Doctors also usually order blood tests and bone marrow biopsies to confirm the diagnosis of leukemia.

If the person has never been diagnosed with leukemia, it can be difficult to determine the cause of the skin lesions. Cutaneous leukemia has signs and symptoms similar to many other conditions, including:

What are the treatments for cutaneous leukemia?

Treatment for cutaneous leukemia focuses on treating the underlying leukemia. Treatment options typically include:

  • Chemotherapy: This treatment uses drugs to slow or stop the replication of cancer cells.
  • Radiotherapy: This treatment uses radiation to kill cancer cells.
  • Targeted therapy: This treatment uses drugs that interfere with the function of cancer cells.

Treatments for leukemia can cause other skin problems, such as sores or itching.

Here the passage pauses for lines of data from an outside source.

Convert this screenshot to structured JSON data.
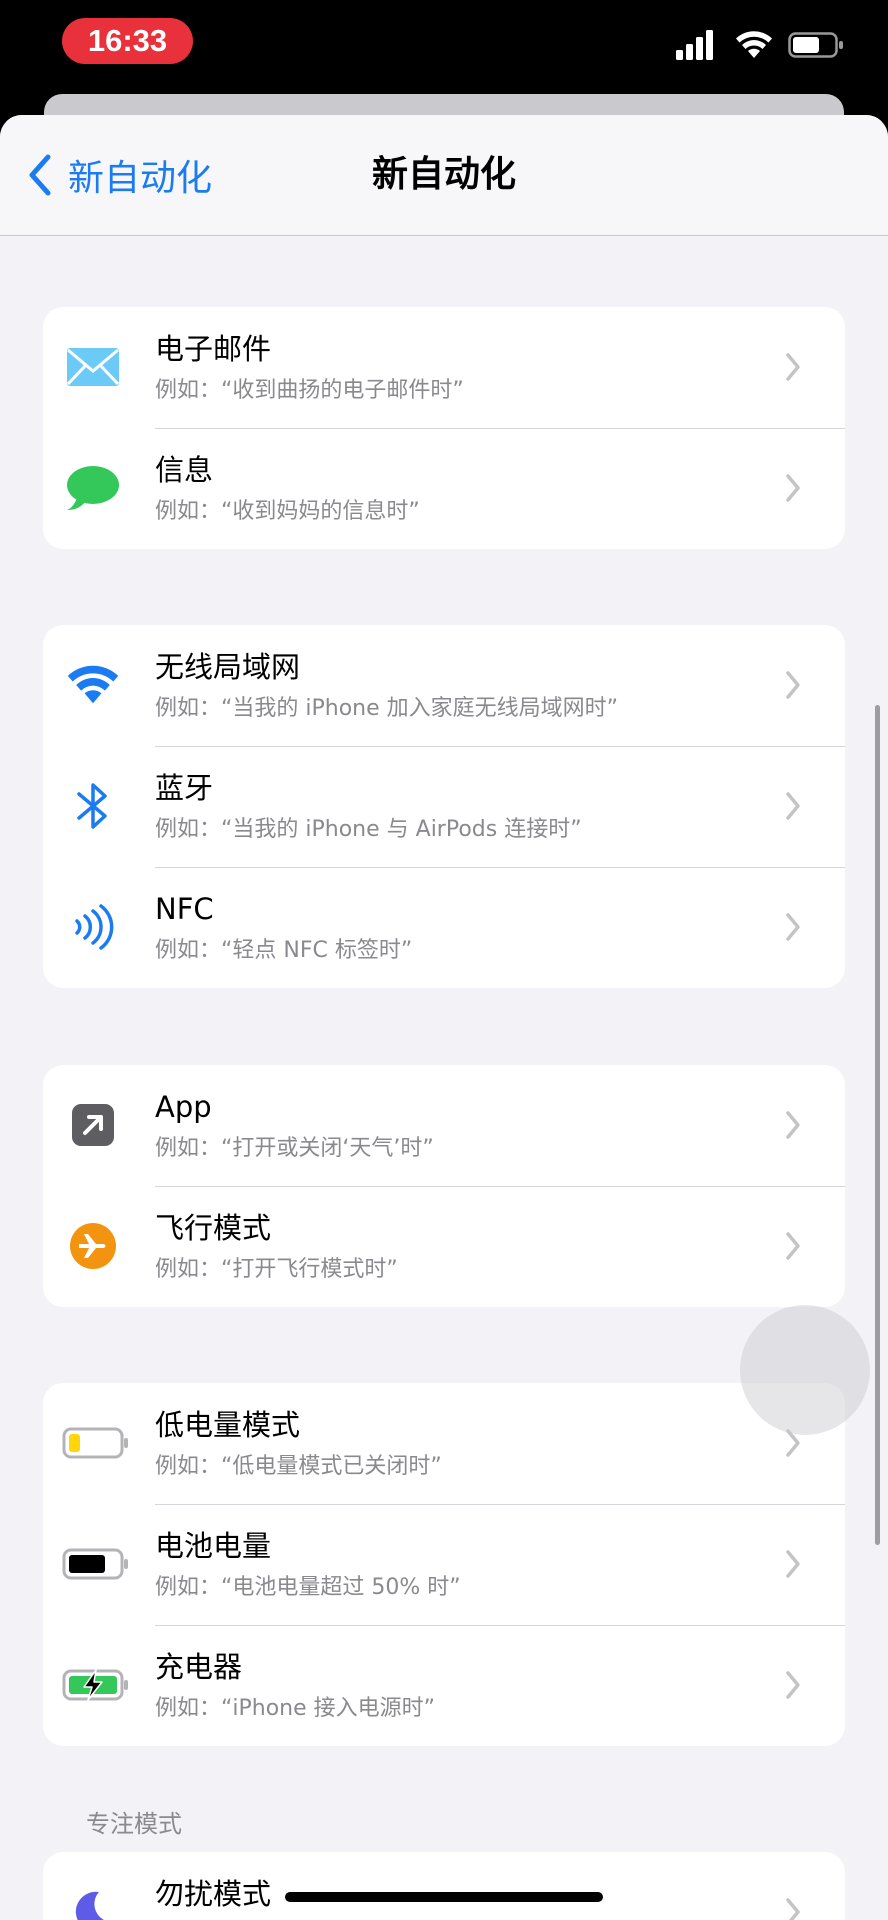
{
  "status_bar": {
    "time": "16:33",
    "signal_icon": "cellular-signal-icon",
    "wifi_icon": "wifi-icon",
    "battery_icon": "battery-icon"
  },
  "navbar": {
    "back_label": "新自动化",
    "title": "新自动化"
  },
  "groups": [
    {
      "rows": [
        {
          "icon": "mail-icon",
          "title": "电子邮件",
          "subtitle": "例如：“收到曲扬的电子邮件时”"
        },
        {
          "icon": "message-bubble-icon",
          "title": "信息",
          "subtitle": "例如：“收到妈妈的信息时”"
        }
      ]
    },
    {
      "rows": [
        {
          "icon": "wifi-icon",
          "title": "无线局域网",
          "subtitle": "例如：“当我的 iPhone 加入家庭无线局域网时”"
        },
        {
          "icon": "bluetooth-icon",
          "title": "蓝牙",
          "subtitle": "例如：“当我的 iPhone 与 AirPods 连接时”"
        },
        {
          "icon": "nfc-icon",
          "title": "NFC",
          "subtitle": "例如：“轻点 NFC 标签时”"
        }
      ]
    },
    {
      "rows": [
        {
          "icon": "app-arrow-icon",
          "title": "App",
          "subtitle": "例如：“打开或关闭‘天气’时”"
        },
        {
          "icon": "airplane-icon",
          "title": "飞行模式",
          "subtitle": "例如：“打开飞行模式时”"
        }
      ]
    },
    {
      "rows": [
        {
          "icon": "low-battery-icon",
          "title": "低电量模式",
          "subtitle": "例如：“低电量模式已关闭时”"
        },
        {
          "icon": "battery-level-icon",
          "title": "电池电量",
          "subtitle": "例如：“电池电量超过 50% 时”"
        },
        {
          "icon": "charger-icon",
          "title": "充电器",
          "subtitle": "例如：“iPhone 接入电源时”"
        }
      ]
    }
  ],
  "focus_section": {
    "header": "专注模式",
    "rows": [
      {
        "icon": "moon-icon",
        "title": "勿扰模式"
      }
    ]
  },
  "colors": {
    "accent": "#1b7bf0",
    "time_pill": "#e8313a",
    "messages_green": "#34c759",
    "airplane_orange": "#f2940f",
    "low_power_yellow": "#ffd60a",
    "moon_purple": "#5e5ce6"
  }
}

Doctors may recommend topical creams or gels to provide relief.

What is the outlook for cutaneous leukemia?

The outlook for cutaneous leukemia is generally unfavorable because the disease usually appears in the late stages of leukemia. At this time, cancer cells have spread to distant parts of the body. As with many cancers, survival rates for leukemia are best in the early stages of the disease.

Some people experience remission of cutaneous leukemia with aggressive chemotherapy.

Is it possible to prevent cutaneous leukaemia?

Since cutaneous leukemia is a complication of leukemia, there is no known way to prevent it other than to diagnose and treat leukemia early.

Cutaneous leukemia is a relatively rare complication of leukemia. Cancerous white blood cells travel from the blood to the skin and cause lesions.

Doctors usually diagnose cutaneous leukemia in people who already have leukemia. This may mean that the cancer has spread outside the blood and bone marrow. Treatment focuses on treating the underlying leukemia with chemotherapy, radiation therapy, and targeted therapy.

If you have leukemia and notice any changes in your skin, talk to your doctor right away.